One potential barrier to homeownership that has been noted by some is high closing costs. It is important to note that borrower-paid private MI , the predominant form of MI used in today’s market, requires just a small monthly payment. There is no material upfront cost to borrowers. The facts are clear: private MI facilitates the ability of borrowers to get into a home affordably, with much less cash needed at the closing table than putting 20% down.
Moreover, for over six decades, private MI has served as the first layer of protection for the GSEs and American taxpayers against undue credit risk in the conventional mortgage market. Private MI attaches to a loan the day it is originated, which means that even before the lender might sell the mortgage into the GSE-backed secondary market, it is protected by private capital and therefore does not directly expose the government. Hence, when it comes to insuring low down payment mortgages, MI serves as a “second pair of eyes” on that risk during the underwriting process to ensure borrowers are placed into sustainable homeownership and simultaneously serves as an additional layer of protection in the mortgage finance system.
In 2021, the industry supported nearly $585 billion in mortgage originations, and insured $1.4 trillion of mortgages, including $1.2 trillion of mortgages backed by the GSEs. The industry collectively holds approximately 170% of required capital levels set by the GSEs. Private MI has also proven to be a reliable method for shielding the GSEs from losses, having paid nearly $60 billion in claims since the 2008 financial crisis. This underscores the industry’s important role in the housing finance system, which accounts for 65 years of experience in underwriting and actively managing mortgage credit risk through all market cycles. Further, private MI is the only form of credit enhancement and credit risk transfer (CRT) mechanism that has never left the market and has been there to constantly support homebuyers, lenders, and the GSEs.
The GSEs’ recently released Equitable Housing Finance Plans outline proposals to provide affordable housing solutions and increase minority homeownership, most notably through the expanded use of special purposes credit programs (SPCPs). We welcome FHFA’s emphasis on transparency announced as part of its “pilot transparency framework,” and we encourage FHFA to finalize the “New Products and Activities” rulemaking to ensure fully robust transparency, vetting, and oversight of pilots and other new activities at the GSEs. A transparent and objective approval process is paramount to ensure that new pilots and programs truly serve borrowers, facilitate broad buy-in and feedback from market participants, and do not increase risk in the housing market.
As policymakers and industry work to address longstanding inequities in the mortgage markets, it is critical that consistent transparency be hard-wired into the housing finance system.
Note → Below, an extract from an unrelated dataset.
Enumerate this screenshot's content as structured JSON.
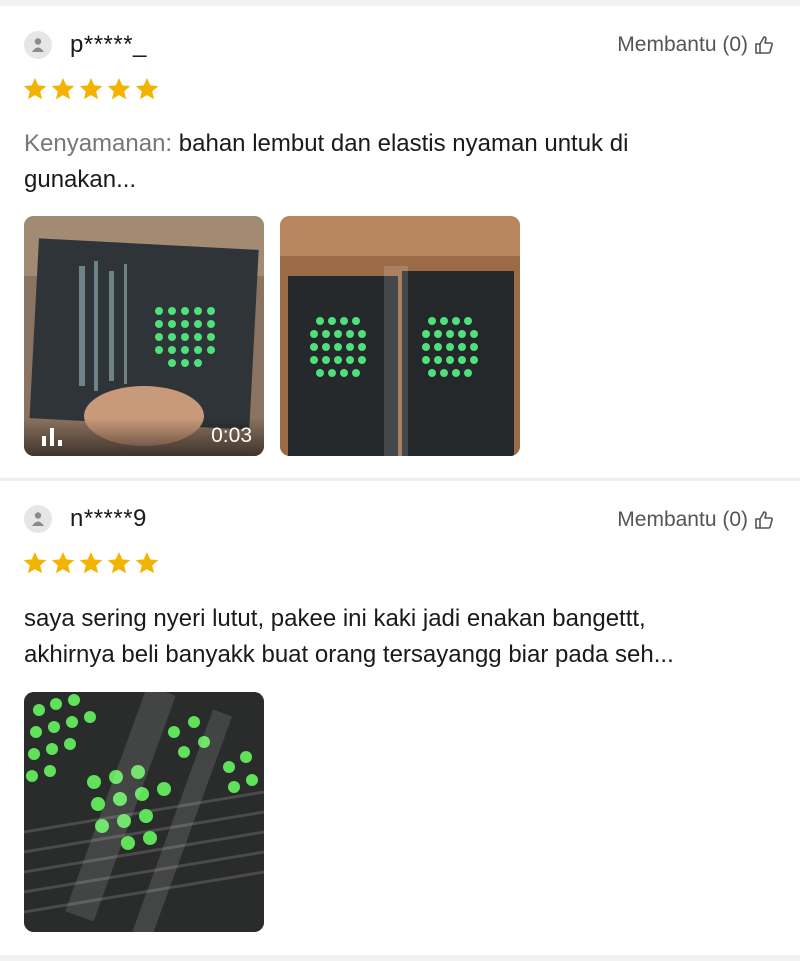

Collaboration between regulatory agencies, the GSEs, market participants, and consumer advocates is important to monitor origination trends, analyze the credit box and mortgage market, and develop strategies and products to expand access to affordable and sustainable homeownership.